It’s important that you have all the necessary information about how to use your placard appropriately and responsibly. The number one thing to remember is that you are the only one who can use your placard – you can’t lend it out to friends and family under any circumstances. The only permitted use of your permit is if you’re in the vehicle. You are allowed to take it with you between cars, but it should be used solely for your benefit. Don’t forget to place the placard on the rearview mirror in full display when the car is parked so you won’t get a ticket for parking in a handicap space.

Additionally, it’s important to know the general parking rules that apply when using your placard. You can park:

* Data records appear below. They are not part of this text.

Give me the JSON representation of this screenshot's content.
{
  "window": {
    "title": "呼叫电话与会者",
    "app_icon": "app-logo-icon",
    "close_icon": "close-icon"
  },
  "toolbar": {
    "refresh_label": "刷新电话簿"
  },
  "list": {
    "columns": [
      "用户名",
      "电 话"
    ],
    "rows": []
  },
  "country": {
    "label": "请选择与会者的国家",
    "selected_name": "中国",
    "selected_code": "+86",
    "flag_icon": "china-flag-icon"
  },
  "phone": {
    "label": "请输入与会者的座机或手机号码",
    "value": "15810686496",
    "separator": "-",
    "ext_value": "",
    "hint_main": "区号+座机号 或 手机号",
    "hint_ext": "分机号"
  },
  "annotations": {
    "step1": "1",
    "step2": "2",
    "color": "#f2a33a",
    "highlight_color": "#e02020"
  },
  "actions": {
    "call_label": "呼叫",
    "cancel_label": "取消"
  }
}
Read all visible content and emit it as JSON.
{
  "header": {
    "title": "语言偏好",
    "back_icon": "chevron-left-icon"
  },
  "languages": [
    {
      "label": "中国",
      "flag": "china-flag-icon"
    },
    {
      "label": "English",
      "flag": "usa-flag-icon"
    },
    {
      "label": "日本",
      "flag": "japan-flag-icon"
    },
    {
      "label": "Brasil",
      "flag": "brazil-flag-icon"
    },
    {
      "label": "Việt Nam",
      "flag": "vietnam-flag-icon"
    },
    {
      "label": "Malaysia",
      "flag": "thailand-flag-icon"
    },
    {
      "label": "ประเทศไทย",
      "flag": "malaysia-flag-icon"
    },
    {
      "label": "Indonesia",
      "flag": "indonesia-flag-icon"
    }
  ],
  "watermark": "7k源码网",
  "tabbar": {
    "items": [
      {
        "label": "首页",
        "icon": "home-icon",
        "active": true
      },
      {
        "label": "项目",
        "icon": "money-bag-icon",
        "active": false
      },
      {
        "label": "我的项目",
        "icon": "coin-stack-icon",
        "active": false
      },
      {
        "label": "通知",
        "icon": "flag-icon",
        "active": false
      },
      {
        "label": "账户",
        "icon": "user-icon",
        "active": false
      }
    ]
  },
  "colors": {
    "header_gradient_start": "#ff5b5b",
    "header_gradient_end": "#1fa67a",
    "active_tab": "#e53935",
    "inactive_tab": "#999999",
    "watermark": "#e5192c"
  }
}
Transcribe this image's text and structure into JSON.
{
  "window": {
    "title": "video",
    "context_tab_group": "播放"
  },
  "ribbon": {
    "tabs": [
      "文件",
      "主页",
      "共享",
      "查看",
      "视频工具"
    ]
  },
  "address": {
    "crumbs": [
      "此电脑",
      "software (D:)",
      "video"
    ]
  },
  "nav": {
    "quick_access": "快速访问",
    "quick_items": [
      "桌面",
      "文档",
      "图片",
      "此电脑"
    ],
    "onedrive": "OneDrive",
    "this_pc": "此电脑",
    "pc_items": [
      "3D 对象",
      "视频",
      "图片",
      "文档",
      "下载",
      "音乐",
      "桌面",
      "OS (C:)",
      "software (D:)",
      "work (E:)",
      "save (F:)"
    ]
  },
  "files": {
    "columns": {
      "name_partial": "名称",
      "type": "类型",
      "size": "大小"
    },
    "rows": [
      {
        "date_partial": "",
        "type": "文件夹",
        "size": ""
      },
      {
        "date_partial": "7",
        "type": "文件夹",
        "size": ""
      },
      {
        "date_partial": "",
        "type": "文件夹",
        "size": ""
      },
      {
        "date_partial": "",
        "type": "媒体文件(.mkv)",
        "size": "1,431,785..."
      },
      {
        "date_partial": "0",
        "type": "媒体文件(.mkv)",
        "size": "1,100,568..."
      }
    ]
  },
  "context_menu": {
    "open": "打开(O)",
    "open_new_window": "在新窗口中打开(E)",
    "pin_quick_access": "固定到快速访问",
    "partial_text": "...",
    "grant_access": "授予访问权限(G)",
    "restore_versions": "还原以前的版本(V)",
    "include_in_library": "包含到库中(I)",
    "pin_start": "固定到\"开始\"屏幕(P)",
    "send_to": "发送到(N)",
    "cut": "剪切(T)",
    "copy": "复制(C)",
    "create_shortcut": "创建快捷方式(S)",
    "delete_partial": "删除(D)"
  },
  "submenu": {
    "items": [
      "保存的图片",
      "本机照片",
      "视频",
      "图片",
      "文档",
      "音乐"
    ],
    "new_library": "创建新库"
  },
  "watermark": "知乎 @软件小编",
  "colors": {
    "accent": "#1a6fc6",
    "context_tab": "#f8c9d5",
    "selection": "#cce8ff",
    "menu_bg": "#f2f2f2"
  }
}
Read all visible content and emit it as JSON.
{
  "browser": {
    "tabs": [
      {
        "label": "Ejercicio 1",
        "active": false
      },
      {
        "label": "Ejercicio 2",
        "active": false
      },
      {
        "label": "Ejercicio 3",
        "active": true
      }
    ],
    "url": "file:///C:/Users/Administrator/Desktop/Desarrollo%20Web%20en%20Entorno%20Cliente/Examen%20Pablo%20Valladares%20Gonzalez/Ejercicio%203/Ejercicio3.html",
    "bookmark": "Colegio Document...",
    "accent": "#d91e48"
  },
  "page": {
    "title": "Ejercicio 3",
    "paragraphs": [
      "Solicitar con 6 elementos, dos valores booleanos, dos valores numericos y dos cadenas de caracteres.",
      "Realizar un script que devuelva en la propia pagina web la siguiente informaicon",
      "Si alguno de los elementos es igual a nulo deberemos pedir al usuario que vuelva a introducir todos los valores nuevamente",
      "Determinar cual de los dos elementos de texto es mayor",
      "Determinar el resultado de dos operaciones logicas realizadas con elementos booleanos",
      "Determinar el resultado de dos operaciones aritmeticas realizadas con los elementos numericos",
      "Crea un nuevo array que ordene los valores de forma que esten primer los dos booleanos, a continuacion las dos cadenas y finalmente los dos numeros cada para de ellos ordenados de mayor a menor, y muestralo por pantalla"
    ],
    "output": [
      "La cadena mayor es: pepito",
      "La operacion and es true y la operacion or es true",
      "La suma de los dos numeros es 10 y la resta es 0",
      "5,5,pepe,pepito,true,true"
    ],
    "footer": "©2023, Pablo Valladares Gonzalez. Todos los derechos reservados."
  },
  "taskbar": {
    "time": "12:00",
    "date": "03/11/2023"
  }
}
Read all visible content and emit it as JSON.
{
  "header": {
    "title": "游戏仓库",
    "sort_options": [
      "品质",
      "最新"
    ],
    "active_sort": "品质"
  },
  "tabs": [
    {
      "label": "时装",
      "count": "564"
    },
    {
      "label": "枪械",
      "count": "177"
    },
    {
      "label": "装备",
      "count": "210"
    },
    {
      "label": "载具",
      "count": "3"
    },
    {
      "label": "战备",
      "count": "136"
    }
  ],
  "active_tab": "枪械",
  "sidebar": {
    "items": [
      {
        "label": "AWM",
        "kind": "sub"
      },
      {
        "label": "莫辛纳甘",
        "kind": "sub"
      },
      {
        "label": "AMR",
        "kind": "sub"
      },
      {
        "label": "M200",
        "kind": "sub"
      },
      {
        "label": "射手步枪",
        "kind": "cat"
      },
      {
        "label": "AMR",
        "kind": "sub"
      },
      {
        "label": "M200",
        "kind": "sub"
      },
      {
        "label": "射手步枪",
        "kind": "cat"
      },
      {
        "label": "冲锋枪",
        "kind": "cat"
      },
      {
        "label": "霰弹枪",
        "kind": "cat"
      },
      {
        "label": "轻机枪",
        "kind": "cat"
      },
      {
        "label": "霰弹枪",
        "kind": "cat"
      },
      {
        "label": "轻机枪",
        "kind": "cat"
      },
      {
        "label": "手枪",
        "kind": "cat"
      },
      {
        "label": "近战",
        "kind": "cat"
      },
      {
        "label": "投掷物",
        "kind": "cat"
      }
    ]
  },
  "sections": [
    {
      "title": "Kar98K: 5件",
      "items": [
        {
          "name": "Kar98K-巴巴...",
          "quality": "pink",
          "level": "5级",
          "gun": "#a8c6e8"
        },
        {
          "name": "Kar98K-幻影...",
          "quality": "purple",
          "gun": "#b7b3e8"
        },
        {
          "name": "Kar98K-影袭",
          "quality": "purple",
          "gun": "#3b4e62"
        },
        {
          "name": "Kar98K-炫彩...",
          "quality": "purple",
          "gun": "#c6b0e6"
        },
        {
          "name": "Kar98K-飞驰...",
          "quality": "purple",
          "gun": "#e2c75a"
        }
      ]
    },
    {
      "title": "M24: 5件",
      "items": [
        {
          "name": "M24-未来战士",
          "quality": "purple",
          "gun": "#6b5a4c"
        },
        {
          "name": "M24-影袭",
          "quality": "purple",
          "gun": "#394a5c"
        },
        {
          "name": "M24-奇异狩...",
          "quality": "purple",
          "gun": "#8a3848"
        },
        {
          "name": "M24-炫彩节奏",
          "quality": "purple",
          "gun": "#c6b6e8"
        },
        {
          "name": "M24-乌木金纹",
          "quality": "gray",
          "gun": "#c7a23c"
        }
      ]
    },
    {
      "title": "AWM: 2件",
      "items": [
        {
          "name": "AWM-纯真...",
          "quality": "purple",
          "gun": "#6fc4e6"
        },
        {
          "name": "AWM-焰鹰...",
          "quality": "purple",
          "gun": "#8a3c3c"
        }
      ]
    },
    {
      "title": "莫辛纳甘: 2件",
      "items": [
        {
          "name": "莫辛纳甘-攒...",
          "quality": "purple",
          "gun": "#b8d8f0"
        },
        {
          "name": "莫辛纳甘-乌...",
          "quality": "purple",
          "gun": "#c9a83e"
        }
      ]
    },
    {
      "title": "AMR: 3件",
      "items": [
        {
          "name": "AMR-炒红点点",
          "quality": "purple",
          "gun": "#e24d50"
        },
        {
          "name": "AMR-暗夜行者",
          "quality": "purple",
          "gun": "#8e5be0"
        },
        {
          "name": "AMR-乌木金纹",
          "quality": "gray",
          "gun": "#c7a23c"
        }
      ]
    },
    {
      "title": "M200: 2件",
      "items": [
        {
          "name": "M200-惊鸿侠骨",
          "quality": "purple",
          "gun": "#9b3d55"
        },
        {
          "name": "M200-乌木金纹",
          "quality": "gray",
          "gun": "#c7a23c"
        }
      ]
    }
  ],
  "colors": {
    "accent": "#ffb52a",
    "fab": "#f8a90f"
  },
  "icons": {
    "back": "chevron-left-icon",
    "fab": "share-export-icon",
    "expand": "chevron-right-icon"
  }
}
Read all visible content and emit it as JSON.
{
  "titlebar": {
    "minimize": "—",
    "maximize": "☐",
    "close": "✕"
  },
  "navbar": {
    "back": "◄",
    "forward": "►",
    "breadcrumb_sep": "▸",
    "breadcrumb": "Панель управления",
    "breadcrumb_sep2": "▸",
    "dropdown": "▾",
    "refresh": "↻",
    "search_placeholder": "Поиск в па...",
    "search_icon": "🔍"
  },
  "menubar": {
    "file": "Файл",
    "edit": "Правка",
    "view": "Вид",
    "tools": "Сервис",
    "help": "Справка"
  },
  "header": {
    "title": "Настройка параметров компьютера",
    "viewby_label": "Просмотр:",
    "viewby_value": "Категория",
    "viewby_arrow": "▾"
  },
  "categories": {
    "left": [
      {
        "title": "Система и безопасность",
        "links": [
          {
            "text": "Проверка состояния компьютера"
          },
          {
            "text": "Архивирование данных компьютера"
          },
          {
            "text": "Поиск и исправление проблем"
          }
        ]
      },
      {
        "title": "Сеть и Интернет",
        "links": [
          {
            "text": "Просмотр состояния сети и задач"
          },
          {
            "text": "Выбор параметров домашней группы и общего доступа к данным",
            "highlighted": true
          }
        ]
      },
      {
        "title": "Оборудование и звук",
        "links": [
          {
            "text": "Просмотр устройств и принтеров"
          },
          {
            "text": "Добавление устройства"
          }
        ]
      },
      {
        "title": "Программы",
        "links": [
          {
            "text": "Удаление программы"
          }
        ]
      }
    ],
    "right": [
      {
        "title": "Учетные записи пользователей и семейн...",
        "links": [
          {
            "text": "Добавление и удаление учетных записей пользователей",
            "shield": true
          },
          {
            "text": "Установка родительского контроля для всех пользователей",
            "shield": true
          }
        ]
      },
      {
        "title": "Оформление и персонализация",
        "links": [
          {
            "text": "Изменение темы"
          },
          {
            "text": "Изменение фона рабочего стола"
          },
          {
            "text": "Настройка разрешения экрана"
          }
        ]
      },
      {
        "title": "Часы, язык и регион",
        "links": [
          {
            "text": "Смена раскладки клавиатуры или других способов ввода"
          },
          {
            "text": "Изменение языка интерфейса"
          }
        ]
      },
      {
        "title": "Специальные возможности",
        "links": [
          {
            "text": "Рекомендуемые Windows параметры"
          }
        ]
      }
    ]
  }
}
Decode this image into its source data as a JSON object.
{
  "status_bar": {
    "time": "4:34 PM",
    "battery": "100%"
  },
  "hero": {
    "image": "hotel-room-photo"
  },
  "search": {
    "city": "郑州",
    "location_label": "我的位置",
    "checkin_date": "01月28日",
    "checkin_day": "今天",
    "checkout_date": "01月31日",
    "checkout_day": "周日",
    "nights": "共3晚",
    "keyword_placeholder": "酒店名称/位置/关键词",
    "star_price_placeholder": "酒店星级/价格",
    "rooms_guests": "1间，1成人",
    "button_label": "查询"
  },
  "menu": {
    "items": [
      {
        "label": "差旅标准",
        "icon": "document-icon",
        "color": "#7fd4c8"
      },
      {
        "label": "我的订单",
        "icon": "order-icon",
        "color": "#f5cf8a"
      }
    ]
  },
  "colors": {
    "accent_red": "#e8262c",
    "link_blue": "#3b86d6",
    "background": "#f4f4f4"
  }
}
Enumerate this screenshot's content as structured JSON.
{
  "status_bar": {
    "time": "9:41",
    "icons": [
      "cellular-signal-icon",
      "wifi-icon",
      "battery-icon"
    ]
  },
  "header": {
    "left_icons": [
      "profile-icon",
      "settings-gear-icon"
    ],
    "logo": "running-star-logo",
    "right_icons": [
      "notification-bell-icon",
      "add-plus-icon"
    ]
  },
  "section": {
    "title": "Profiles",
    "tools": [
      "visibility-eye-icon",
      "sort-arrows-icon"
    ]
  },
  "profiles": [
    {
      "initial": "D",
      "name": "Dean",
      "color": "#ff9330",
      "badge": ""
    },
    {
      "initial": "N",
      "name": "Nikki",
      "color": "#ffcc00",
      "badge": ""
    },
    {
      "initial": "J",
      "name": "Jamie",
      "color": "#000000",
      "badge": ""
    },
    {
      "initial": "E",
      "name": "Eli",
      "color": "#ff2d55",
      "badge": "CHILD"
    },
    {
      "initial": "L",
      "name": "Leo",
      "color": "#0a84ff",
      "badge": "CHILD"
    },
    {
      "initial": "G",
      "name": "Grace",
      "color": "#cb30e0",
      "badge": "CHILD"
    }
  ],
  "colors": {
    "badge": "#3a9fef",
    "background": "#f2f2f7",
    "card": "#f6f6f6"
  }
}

  • In parking spots with the international wheelchair symbol
  • Next to blue curbs
  • Next to green curbs (for any length of time even if there’s a posted time limit)
  • In on-street metered parking places (sometimes free of charge)
  • In areas that usually require resident or merchant permits

Even with a handicap parking permit, you are still not permitted to park:

  • In parking places with cross-hatched markings – unless you need wheelchair access and more space entering and exiting the vehicle
  • Next to red curbs (since these are for emergency vehicles only)
  • Next to yellow curbs (these are reserved for commercial vehicles that use them for loading and unloading of passengers or freight)
  • Next to white curbs (designated for loading and unloading of passengers or depositing mail in nearby mailboxes)

Failure to follow these rules could mean losing your placard. You could also potentially face getting a ticket, being fined, or receiving additional punishment (like community service) if you’re using your placard incorrectly.

Dr Handicap - driving
  1. Take a driver’s test.

If you’re just going to be using your placard as a passenger, there aren’t any other steps you’ll need to take to use your placard correctly. However, if you’re going to be driving, you’ll need to be fully equipped to get behind the wheel. If you have never had a license or need to get it renewed after becoming disabled, you’ll need to take a driver’s test (both a written one and a behind-the-wheel test) at your nearest DMV office. If you’re a first-time driver, you’ll get a learner’s permit initially so that you can get practice driving. As a disabled driver, you’ll also need to be able to show the DMV instructor during your road test that you can easily and safely drive. Depending on your disability, you might need to install special steering wheel hand controls or other accommodations to make driving easier for you. These items can include things like hand controls for braking and accelerating, clutch conversions, seat belt or harness modifications, special seating, or wheelchair lifts and stowage equipment. If the driving instructor can see that you can drive safely with these modifications, you’ll be able to pass the driving test and get a driver’s license issued to you.

Once you have your license, there are no other specific road rules that apply to disabled drivers only. You are required to follow the same restrictions as any other driver; the only difference is that you’ll just use your disabled parking permit when the car is parked and not in motion. Although you’ll have the advantage of using your handicap parking placard to get closer parking places, you’ll really just be like any other driver on the road. So, make sure to read up on driving rules so that you’ll be the safest driver you can be anytime you get behind the wheel.